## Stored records
--- START ---
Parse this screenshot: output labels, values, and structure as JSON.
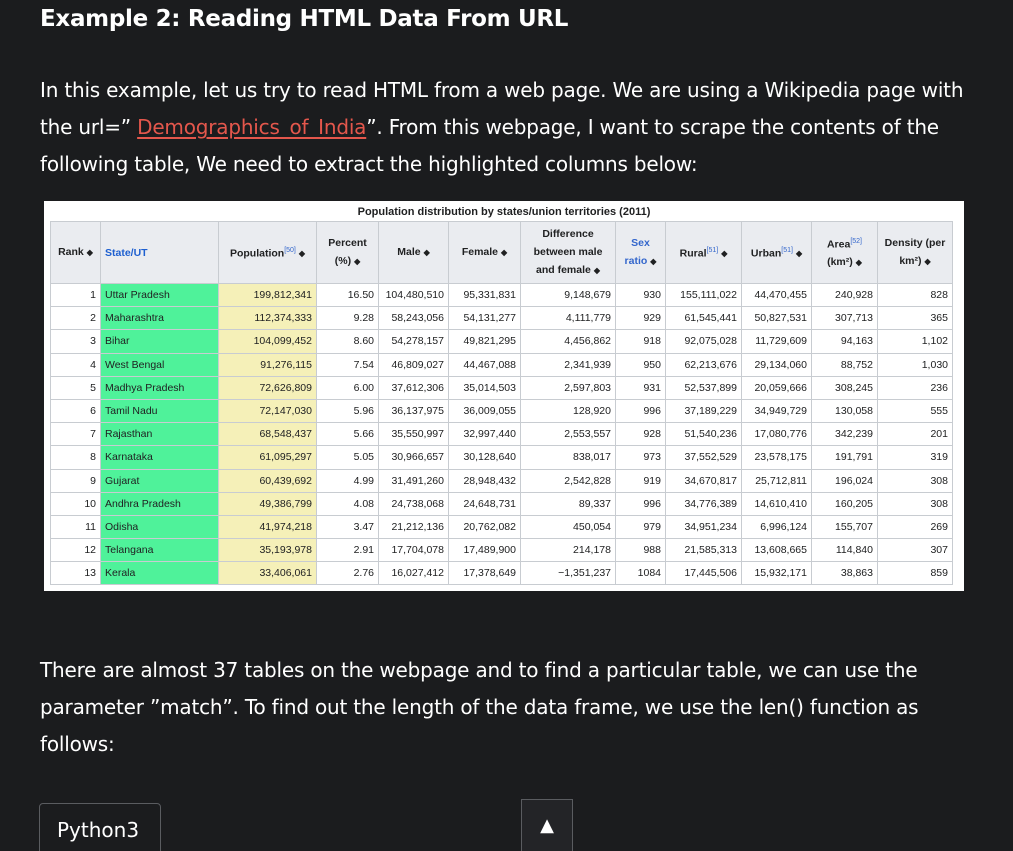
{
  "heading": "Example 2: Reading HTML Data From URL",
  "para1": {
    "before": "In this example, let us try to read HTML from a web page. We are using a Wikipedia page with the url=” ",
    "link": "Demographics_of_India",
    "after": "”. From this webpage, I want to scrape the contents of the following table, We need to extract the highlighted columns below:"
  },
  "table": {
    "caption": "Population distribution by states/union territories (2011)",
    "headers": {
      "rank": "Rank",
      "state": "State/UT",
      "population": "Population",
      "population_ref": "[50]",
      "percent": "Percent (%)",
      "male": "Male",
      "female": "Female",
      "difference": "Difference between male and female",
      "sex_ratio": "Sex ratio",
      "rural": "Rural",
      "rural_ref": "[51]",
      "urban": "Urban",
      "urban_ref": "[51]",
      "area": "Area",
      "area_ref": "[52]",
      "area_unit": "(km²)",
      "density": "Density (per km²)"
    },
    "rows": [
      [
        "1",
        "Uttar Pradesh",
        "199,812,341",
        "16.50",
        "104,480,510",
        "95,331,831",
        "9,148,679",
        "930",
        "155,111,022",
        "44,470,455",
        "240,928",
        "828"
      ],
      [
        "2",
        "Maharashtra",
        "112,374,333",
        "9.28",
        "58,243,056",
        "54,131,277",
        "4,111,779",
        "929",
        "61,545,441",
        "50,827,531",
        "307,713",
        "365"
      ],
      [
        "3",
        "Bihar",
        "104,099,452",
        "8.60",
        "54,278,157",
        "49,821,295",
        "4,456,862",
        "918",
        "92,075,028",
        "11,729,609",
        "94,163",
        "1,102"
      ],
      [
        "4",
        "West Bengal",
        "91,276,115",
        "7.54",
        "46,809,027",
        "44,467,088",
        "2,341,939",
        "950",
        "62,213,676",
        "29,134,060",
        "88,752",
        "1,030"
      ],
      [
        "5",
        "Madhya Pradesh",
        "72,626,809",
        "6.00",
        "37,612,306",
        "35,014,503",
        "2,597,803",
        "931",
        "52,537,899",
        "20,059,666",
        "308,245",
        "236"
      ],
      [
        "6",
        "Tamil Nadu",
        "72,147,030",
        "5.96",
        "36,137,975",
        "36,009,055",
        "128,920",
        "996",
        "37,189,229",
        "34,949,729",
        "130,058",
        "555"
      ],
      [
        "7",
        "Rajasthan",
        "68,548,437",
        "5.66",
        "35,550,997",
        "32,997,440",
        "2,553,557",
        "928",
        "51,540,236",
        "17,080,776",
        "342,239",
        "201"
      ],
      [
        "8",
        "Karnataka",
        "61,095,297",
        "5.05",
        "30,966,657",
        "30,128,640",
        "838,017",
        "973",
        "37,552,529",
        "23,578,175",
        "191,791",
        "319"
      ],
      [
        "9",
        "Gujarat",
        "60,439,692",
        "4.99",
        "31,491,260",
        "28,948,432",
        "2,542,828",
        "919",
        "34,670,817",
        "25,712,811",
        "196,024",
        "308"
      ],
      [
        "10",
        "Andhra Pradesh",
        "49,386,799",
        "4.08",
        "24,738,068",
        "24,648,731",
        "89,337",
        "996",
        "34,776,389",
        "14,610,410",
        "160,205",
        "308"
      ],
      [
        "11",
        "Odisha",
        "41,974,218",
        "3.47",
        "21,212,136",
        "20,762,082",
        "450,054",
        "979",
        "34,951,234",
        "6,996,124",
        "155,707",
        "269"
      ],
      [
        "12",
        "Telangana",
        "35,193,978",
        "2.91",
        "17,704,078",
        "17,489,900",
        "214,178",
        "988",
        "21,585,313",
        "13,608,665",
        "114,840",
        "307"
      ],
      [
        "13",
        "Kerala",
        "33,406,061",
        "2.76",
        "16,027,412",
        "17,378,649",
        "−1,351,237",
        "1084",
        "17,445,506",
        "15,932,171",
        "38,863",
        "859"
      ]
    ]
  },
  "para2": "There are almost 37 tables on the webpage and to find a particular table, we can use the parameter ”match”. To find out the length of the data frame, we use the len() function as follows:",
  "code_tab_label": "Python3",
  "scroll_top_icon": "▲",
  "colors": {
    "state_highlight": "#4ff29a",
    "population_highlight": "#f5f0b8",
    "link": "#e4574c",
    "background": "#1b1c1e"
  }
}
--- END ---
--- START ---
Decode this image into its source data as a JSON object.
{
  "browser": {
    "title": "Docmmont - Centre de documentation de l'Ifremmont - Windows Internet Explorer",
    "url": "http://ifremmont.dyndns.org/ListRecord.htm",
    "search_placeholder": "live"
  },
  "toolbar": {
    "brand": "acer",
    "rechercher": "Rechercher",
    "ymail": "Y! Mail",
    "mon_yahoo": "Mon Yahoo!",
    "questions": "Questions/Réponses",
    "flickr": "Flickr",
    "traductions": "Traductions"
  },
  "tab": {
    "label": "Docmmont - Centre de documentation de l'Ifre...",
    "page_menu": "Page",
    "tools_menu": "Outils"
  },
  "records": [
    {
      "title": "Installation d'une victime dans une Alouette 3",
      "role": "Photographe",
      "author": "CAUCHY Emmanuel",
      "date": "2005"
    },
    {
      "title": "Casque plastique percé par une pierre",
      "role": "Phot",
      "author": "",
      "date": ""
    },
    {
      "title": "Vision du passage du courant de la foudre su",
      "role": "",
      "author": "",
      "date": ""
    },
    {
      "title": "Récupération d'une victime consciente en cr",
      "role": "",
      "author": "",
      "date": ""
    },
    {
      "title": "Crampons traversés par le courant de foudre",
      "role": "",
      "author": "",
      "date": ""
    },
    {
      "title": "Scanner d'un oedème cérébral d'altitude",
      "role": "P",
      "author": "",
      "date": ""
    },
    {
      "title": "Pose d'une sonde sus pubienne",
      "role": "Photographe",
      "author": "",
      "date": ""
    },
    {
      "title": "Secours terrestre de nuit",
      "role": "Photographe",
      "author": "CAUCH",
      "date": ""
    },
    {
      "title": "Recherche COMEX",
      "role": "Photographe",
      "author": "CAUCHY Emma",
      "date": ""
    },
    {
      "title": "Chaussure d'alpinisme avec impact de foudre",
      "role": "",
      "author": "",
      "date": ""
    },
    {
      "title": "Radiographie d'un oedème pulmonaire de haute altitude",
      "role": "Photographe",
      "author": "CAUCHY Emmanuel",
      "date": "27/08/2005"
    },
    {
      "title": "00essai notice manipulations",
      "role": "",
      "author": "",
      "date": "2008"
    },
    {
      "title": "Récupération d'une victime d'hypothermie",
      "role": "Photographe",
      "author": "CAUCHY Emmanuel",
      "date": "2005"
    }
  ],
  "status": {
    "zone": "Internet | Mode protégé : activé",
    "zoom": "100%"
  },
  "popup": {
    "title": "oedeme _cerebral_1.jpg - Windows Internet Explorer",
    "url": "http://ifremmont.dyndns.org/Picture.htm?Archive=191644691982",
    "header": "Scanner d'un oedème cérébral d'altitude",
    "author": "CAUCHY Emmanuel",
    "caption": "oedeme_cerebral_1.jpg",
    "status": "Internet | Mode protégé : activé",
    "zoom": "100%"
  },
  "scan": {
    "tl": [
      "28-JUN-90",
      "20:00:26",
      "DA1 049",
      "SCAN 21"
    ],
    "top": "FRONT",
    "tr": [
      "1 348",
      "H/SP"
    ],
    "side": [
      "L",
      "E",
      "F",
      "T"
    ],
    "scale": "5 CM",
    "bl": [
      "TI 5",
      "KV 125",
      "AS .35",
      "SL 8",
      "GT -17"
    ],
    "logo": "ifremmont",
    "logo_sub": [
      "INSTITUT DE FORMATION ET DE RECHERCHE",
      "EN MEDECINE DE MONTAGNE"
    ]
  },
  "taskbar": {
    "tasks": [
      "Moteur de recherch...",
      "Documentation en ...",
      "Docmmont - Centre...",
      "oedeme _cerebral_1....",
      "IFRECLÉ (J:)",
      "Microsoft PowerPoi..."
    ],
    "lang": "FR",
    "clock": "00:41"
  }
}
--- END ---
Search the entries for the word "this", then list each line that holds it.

## Result of the exercise
Parse this screenshot: output labels, values, and structure as JSON.
    "before": "In this example, let us try to read HTML from a web page. We are using a Wikipedia page with the url=” ",
    "after": "”. From this webpage, I want to scrape the contents of the following table, We need to extract the highlighted columns below:"
Decode this image into its source data as a JSON object.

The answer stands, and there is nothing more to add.